Althea Rosina Sherman was born October 10th, 1853 to Mark Bachelor Sherman
and Melissa Clark Sherman in Farmersburg Township, Iowa. Althea’s home was built by her father in the middle of the prairie, where she and her four siblings would live for about 20 years until they decided to build a home closer to the up and coming village of National, Iowa. Soon Althea was enrolled in classes at Upper Iowa University in Fayette, Iowa. From there she went to Oberlin College, where she graduated in 1875 at the age of 22. She continued her education at Oberlin College and earned her Master’s Degree in 1882. After graduation, Althea worked as a public school teacher for about four years.
Althea returned to school at the Art Institute of Chicago and at the Art Students’ League in New York City. From 1882-1887 she was a drawing instructor at Carleton College in Northfield, Minnesota. Then, from 1892-1895 she was the supervisor of drawing for the city schools in Tacoma, Washington. Many of Althea’s personal works focused on her main interests in the fields of botany, ornithology, and mammalogy.
In 1895 Althea returned home to Iowa to care for her sick parents in their home. After her mother died in 1902, she decided to stay in Iowa. In 1907 she joined the American Ornithologists’ Union, but she would not be named a “member” until 1912, when she became the third woman to receive a membership. There were only 100 available “member” seats for women at the time. Aside from the AOU, Althea was a member of 14 other scientific societies, including the Iowa Ornithologist’s Union, who published a 20 page memorial newsletter in her honor in June of 1943.
Althea continued to live in her parents home with her older sister Dr. Amelia Sherman, and together they worked towards creating a bird sanctuary and dutifully tended to the landscape around the house. Althea built her chimney swift tower in 1915 so that she could better observe the nesting habits of the birds. The tower stood 30 feet high and had a winding staircase in the middle, wrapping its way around the fake chimney in the center of the tower. The chimney was covered in windows and peep holes which could be viewed from the staircase. Ornithologists came from all over to see the tower she had designed.
In 1922 at the American Ornithologist’s Union convention in Chicago, three of her paintings were on display. Althea also conducted research on other fauna and flora, and in 1929 her article Summer Outings of Bats During Fourteen Seasons about the bats in the area was published in the Journal of Mammalogy volume 10. The paper she wrote from her seven year study of Ruby-Throated Hummingbirds was read at the Thirty-first Annual Congress of American Ornithologists’ Union, in New York City in 1913, and was also published in Annual Report of the Smithsonian Institution, and by the Avicultural Magazine of London. Along with her many published works, Althea was also listed in the American Men of Science and the Who’s Who of the Women of the Nation.
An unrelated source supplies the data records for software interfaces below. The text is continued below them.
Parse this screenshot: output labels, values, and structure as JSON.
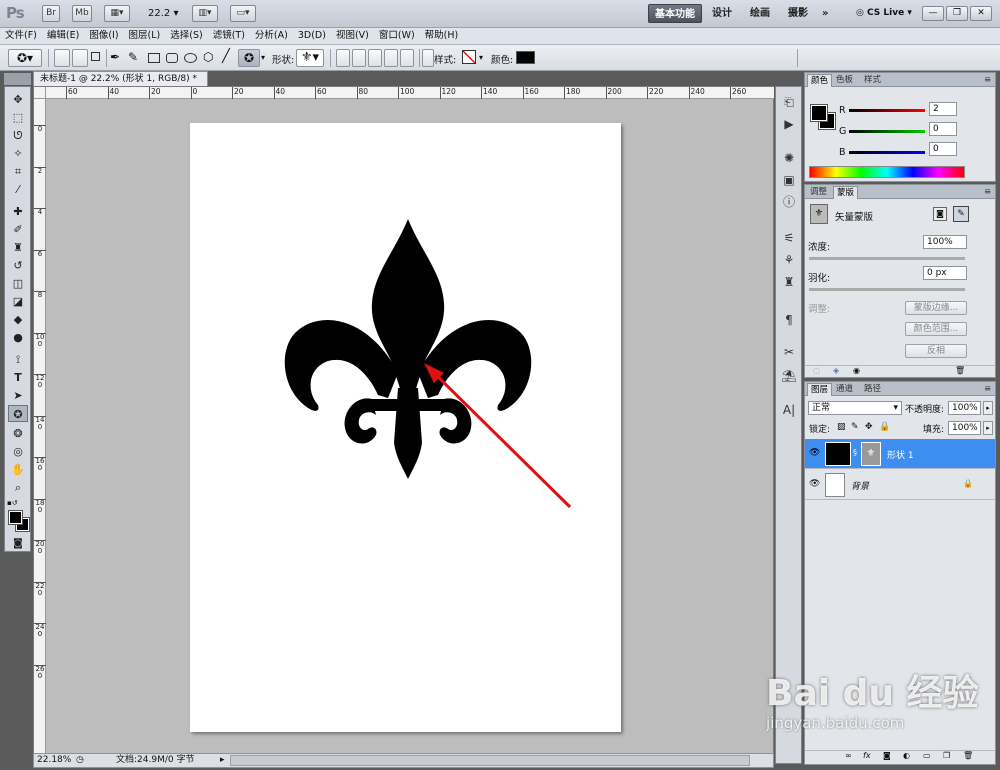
{
  "app": {
    "logo": "Ps",
    "bridge_label": "Br",
    "minibridge_label": "Mb",
    "zoom_value": "22.2"
  },
  "workspaces": [
    "基本功能",
    "设计",
    "绘画",
    "摄影"
  ],
  "more_label": "»",
  "cs_live": "CS Live",
  "menu": [
    "文件(F)",
    "编辑(E)",
    "图像(I)",
    "图层(L)",
    "选择(S)",
    "滤镜(T)",
    "分析(A)",
    "3D(D)",
    "视图(V)",
    "窗口(W)",
    "帮助(H)"
  ],
  "options": {
    "shape_label": "形状:",
    "style_label": "样式:",
    "color_label": "颜色:",
    "color_value": "#000000"
  },
  "document": {
    "tab_title": "未标题-1 @ 22.2% (形状 1, RGB/8) *",
    "close": "✕"
  },
  "ruler": {
    "h": [
      "60",
      "40",
      "20",
      "0",
      "20",
      "40",
      "60",
      "80",
      "100",
      "120",
      "140",
      "160",
      "180",
      "200",
      "220",
      "240",
      "260"
    ],
    "v": [
      "0",
      "2",
      "4",
      "6",
      "8",
      "100",
      "120",
      "140",
      "160",
      "180",
      "200",
      "220",
      "240",
      "260"
    ]
  },
  "status": {
    "zoom": "22.18%",
    "doc_info": "文档:24.9M/0 字节"
  },
  "color_panel": {
    "tabs": [
      "颜色",
      "色板",
      "样式"
    ],
    "channels": [
      {
        "name": "R",
        "value": "2"
      },
      {
        "name": "G",
        "value": "0"
      },
      {
        "name": "B",
        "value": "0"
      }
    ]
  },
  "mask_panel": {
    "tabs": [
      "调整",
      "蒙版"
    ],
    "mask_type": "矢量蒙版",
    "density_label": "浓度:",
    "density_value": "100%",
    "feather_label": "羽化:",
    "feather_value": "0 px",
    "refine_label": "调整:",
    "mask_edge_btn": "蒙版边缘...",
    "color_range_btn": "颜色范围...",
    "invert_btn": "反相"
  },
  "layers_panel": {
    "tabs": [
      "图层",
      "通道",
      "路径"
    ],
    "blend_mode": "正常",
    "opacity_label": "不透明度:",
    "opacity_value": "100%",
    "lock_label": "锁定:",
    "fill_label": "填充:",
    "fill_value": "100%",
    "layers": [
      {
        "name": "形状 1",
        "selected": true
      },
      {
        "name": "背景",
        "selected": false
      }
    ]
  },
  "watermark": {
    "brand": "Bai du 经验",
    "url": "jingyan.baidu.com"
  }
}
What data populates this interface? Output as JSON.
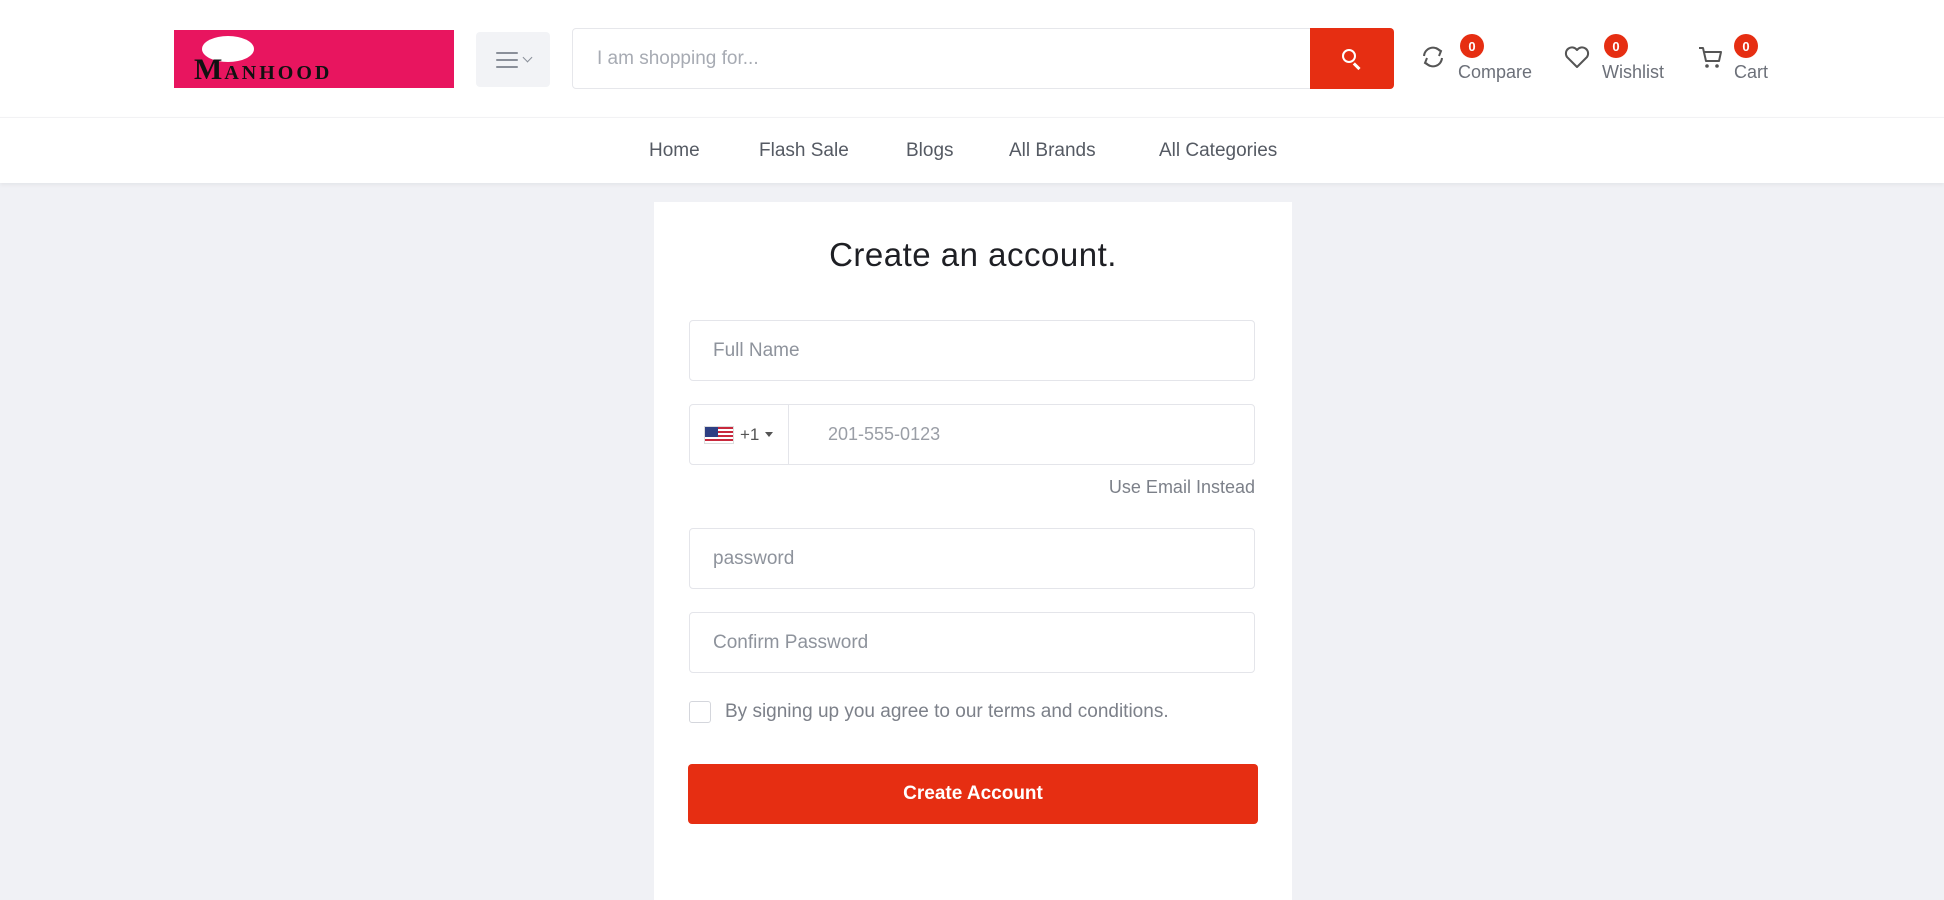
{
  "header": {
    "logo": {
      "letter": "M",
      "text": "ANHOOD"
    },
    "search": {
      "placeholder": "I am shopping for..."
    },
    "compare": {
      "label": "Compare",
      "count": "0"
    },
    "wishlist": {
      "label": "Wishlist",
      "count": "0"
    },
    "cart": {
      "label": "Cart",
      "count": "0"
    }
  },
  "nav": {
    "items": [
      "Home",
      "Flash Sale",
      "Blogs",
      "All Brands",
      "All Categories"
    ]
  },
  "form": {
    "title": "Create an account.",
    "full_name_placeholder": "Full Name",
    "country_code": "+1",
    "phone_placeholder": "201-555-0123",
    "use_email_label": "Use Email Instead",
    "password_placeholder": "password",
    "confirm_password_placeholder": "Confirm Password",
    "terms_label": "By signing up you agree to our terms and conditions.",
    "submit_label": "Create Account"
  },
  "colors": {
    "accent": "#e62e12",
    "logo_bg": "#e8155f",
    "page_bg": "#f0f1f5"
  }
}
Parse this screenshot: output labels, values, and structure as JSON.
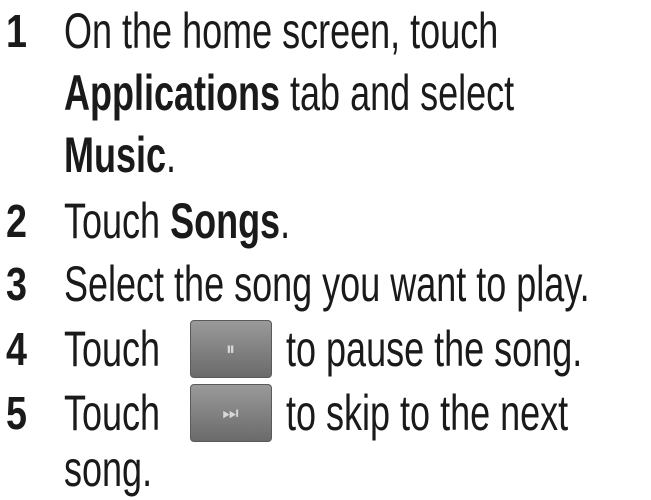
{
  "steps": [
    {
      "number": "1",
      "lines": [
        {
          "parts": [
            {
              "text": "On the home screen, touch",
              "bold": false
            }
          ]
        },
        {
          "parts": [
            {
              "text": "Applications",
              "bold": true
            },
            {
              "text": " tab and select",
              "bold": false
            }
          ]
        },
        {
          "parts": [
            {
              "text": "Music",
              "bold": true
            },
            {
              "text": ".",
              "bold": false
            }
          ]
        }
      ]
    },
    {
      "number": "2",
      "lines": [
        {
          "parts": [
            {
              "text": "Touch ",
              "bold": false
            },
            {
              "text": "Songs",
              "bold": true
            },
            {
              "text": ".",
              "bold": false
            }
          ]
        }
      ]
    },
    {
      "number": "3",
      "lines": [
        {
          "parts": [
            {
              "text": "Select the song you want to play.",
              "bold": false
            }
          ]
        }
      ]
    },
    {
      "number": "4",
      "before_icon": "Touch",
      "after_icon": "to pause the song.",
      "icon": "pause-icon",
      "icon_glyph": "⏸"
    },
    {
      "number": "5",
      "before_icon": "Touch",
      "after_icon": "to skip to the next",
      "continuation": "song.",
      "icon": "skip-next-icon",
      "icon_glyph": "⏭"
    }
  ],
  "colors": {
    "text": "#1a1a1a",
    "icon_bg": "#7f7f7f",
    "icon_glyph": "#d8d8d8"
  }
}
Althea went on to study of the world around her for the rest of her life. After the death of her sister Amelia in 1940, she continued to live in the home, where she stayed for the rest of her life, studying her beloved birds and sharing her home with the public until her death on April 16, 1943.
Althea left all her belongings and land to the National Cemetery Association, and in case they refused to honor her terms, the State of Iowa. She left behind detailed instructions on what was to be done with her land, including that the Sherman home was to be left in a condition that birds would still enjoy living in the area, that Screech Owls and House Wrens were not allowed to breed there, and that every year a professor who would spend time studying birds should live on the property. Her dream was that her home be turned into a bird sanctuary of sorts, however her instructions were not followed. Both potential heirs refused her conditions, and everything was sold off. The house and barn were both torn down, and the Chimney Swift tower was moved to Harpers Ferry, Iowa in 1962. The tower stood in Harpers Ferry for 30 years, and while there it fell into a serious state of disrepair. In 1992 the Songbird Project took possession of the tower and moved it to Iowa City, Iowa with the goal of repairing the tower. A group was formed from the Songbird Project to take over the massive restoration project called the Althea R. Sherman Project. The tower now stands after 20+ years in storage, at the Bickett-Rate Memorial Preserve near Buchanan, Iowa. The tower has been completely repaired, ready to educate visitors from near and far about the wonders of the Chimney Swift.